Cedar is one of the best types of wood to use outdoors, whereas spruce is hands down one of the worst.

4. Overall Durability

Although spruce may be physically durable, it really doesn’t do well with moisture, which is one of its biggest downfalls. If you plan on using it indoors, then spruce will probably be more durable, although, for outdoor use, it’s not going to last at all.

5. Workability

If you get a nice piece of cedar, then the spruce is going to be a bit harder to cut, mainly due to its hardness. With that being said, cedar is often known for being full of knots and gaps, which can wreak havoc on saw blades.

Therefore, which of these is easier to work with really depends on the exact specimen in question. However, because spruce isn’t quite as dense as cedar, it does generally take on paint and stain a bit better.

6. Appearance – Grain and Color

Cedar has a relatively straight grain with a somewhat coarse texture and a bit of natural luster. This wood also has plenty of imperfections, along with a pinkish-reddish-brown color. Cedar generally has a slightly smoother texture than spruce, which can be quite coarse.

Spruce often has a straight grain, although there can be irregularities. Cedar also has more imperfections and is a slightly darker color than spruce.

7. Cost

Spruce is going to cost you between $3 and $7 per board foot. Although it depends on the supplier, cedar will usually cost between $5 and $15 per board foot.

When to Use Cedar?

If whatever you are building is going to be outdoors, then cedar is the clear winner. That said, this wood is also fine for indoor use.

When to Use Spruce?

If whatever you are building is going to be indoors, then spruce is probably the better option, particularly if you are going for physical durability.

Alternatives to Cedar and Spruce

If you need wood that is super hard and durable, ones such as walnut, pearwood, ebony, oak, alder, maple, and other types of hardwood are recommended.

For more details, you can also read my article about cedar alternatives.
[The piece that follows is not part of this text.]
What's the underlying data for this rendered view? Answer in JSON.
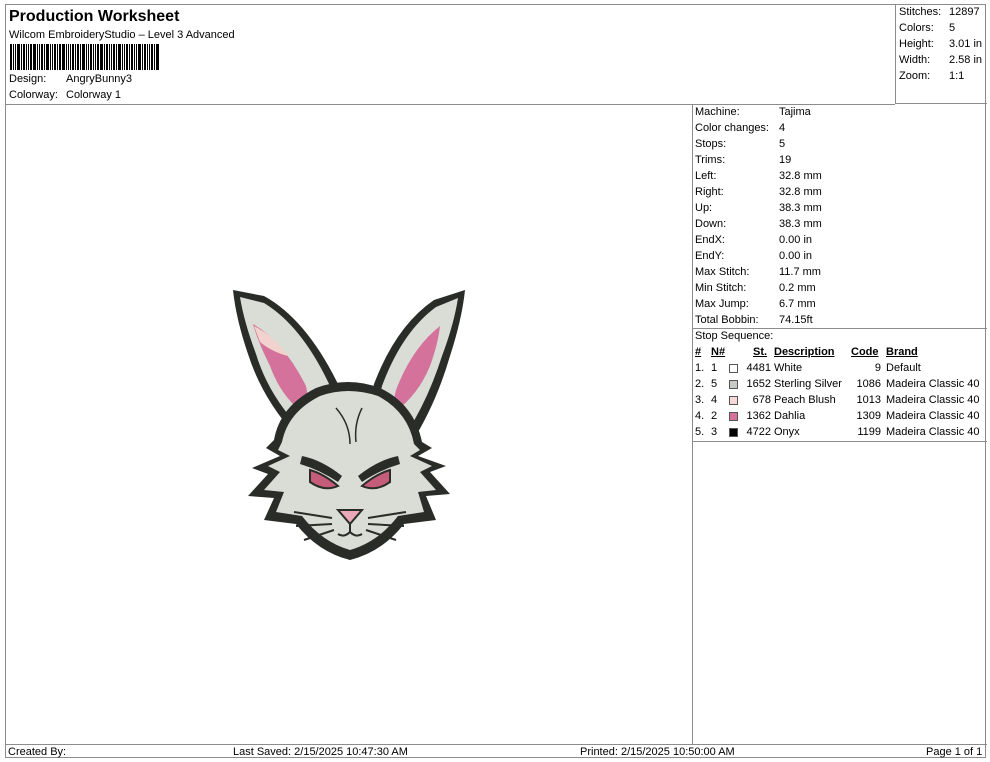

Now that you know what the main differences between cedar and spruce are, you can make an informed decision between the two. What it really comes down to is if you are going to be building something indoors or outdoors.